THE TENTERS PUB HAS BEEN REBUILT OR REPLACED
The Tenters Pub It was built around 1850 and remodelled around 1925 but despite its local importance it was never a protected structure.
I first came across the Tenters Pub on Mill Street in July 2012 when I took part in a historic walking tour organised by Pat Liddy. Back then it was unused but the building appeared to be in reasonable condition. The upper parts of the building had modern windows and according to Pat the building had, in general been well maintained, but was decaying rapidly as it had been derelict for many years.
In 2016 BAM Property applied for permission to knock down the pub’s facade and build a replica, claiming that the structure was rotten. There were many objections to the demolition of the building and while I do not know the exact agreement my photographs from 2017 show that not much of the structure was retained.
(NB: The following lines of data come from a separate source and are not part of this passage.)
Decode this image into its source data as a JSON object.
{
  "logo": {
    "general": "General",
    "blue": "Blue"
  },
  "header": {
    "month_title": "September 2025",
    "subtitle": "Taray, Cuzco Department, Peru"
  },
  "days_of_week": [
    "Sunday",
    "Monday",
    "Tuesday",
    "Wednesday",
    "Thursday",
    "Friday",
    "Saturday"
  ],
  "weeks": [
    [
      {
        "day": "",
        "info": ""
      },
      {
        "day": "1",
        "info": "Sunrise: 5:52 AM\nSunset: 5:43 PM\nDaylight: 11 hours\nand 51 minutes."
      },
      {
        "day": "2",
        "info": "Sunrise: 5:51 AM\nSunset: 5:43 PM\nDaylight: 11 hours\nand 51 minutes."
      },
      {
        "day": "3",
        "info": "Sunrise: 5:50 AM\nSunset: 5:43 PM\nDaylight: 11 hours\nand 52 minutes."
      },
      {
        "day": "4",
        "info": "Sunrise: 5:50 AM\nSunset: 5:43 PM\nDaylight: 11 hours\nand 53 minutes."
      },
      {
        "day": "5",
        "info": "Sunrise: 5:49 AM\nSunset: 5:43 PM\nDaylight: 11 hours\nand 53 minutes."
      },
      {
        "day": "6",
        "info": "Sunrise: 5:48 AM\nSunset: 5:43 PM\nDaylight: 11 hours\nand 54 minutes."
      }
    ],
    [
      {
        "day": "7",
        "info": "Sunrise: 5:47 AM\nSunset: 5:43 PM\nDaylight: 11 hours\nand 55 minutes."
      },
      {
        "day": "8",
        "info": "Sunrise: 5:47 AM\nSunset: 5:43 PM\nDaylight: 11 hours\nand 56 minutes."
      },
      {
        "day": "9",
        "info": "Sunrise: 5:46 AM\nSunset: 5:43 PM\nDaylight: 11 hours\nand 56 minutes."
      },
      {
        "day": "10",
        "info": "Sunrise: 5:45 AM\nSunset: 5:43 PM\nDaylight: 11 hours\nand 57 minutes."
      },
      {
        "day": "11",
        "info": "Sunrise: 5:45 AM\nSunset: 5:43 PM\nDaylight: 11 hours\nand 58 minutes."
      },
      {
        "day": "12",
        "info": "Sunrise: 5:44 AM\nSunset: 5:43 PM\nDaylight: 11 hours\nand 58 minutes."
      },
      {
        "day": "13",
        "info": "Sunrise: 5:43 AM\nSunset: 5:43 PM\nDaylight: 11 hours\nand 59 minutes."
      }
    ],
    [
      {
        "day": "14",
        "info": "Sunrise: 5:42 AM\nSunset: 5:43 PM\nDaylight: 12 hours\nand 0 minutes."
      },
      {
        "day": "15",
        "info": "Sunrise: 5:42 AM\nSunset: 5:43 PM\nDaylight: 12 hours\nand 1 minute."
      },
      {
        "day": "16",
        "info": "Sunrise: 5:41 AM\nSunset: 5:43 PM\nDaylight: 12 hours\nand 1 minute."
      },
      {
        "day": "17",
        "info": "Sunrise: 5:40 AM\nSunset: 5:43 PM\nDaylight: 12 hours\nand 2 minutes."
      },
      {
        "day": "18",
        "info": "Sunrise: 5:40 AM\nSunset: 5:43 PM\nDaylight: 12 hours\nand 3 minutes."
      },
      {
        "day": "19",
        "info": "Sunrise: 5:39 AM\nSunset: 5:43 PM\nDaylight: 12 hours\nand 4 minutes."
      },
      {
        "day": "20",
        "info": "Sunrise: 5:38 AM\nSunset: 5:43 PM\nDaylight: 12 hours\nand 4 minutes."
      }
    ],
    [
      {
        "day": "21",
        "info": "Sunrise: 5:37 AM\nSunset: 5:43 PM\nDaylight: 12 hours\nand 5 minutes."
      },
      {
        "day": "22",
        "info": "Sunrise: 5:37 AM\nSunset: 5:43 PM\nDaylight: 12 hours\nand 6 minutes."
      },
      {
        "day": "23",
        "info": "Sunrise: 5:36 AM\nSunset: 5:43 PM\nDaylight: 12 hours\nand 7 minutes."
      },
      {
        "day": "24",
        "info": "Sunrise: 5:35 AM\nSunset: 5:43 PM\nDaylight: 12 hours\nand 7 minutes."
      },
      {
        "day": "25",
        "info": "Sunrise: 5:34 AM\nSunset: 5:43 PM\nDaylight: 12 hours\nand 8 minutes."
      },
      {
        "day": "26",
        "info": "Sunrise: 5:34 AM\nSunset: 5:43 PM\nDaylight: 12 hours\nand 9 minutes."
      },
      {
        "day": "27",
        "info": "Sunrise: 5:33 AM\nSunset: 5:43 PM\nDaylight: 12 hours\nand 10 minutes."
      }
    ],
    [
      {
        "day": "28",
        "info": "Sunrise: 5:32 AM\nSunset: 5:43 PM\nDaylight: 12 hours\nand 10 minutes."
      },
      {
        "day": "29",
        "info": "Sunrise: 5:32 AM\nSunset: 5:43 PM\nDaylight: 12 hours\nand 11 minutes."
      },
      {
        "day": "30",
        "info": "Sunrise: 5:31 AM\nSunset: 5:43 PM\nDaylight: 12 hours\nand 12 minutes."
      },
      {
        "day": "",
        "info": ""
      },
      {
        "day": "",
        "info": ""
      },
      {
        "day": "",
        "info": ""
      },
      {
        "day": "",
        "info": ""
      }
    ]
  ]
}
It is now part of a Hotel and Student Accommodation Complex.
In the 12th century, King Henry II of England decreed that an Abbey of St Thomas the Martyr be established on land close to the modern church of St Catherine in Dublin. The monks of the Abbey were given extensive lands to the west of the city as well as privileges and powers to control trade within their “liberty”, hence the name the Liberties.
In the 16th and 17th centuries the area had a large Huguenot population and it became a centre of excellence in wool production. The cloth needed to be stretched and dried on tenterhooks in the fields between what is now O’Curry Avenue and Clarence Mangan Road and the area was known locally as the Tenters.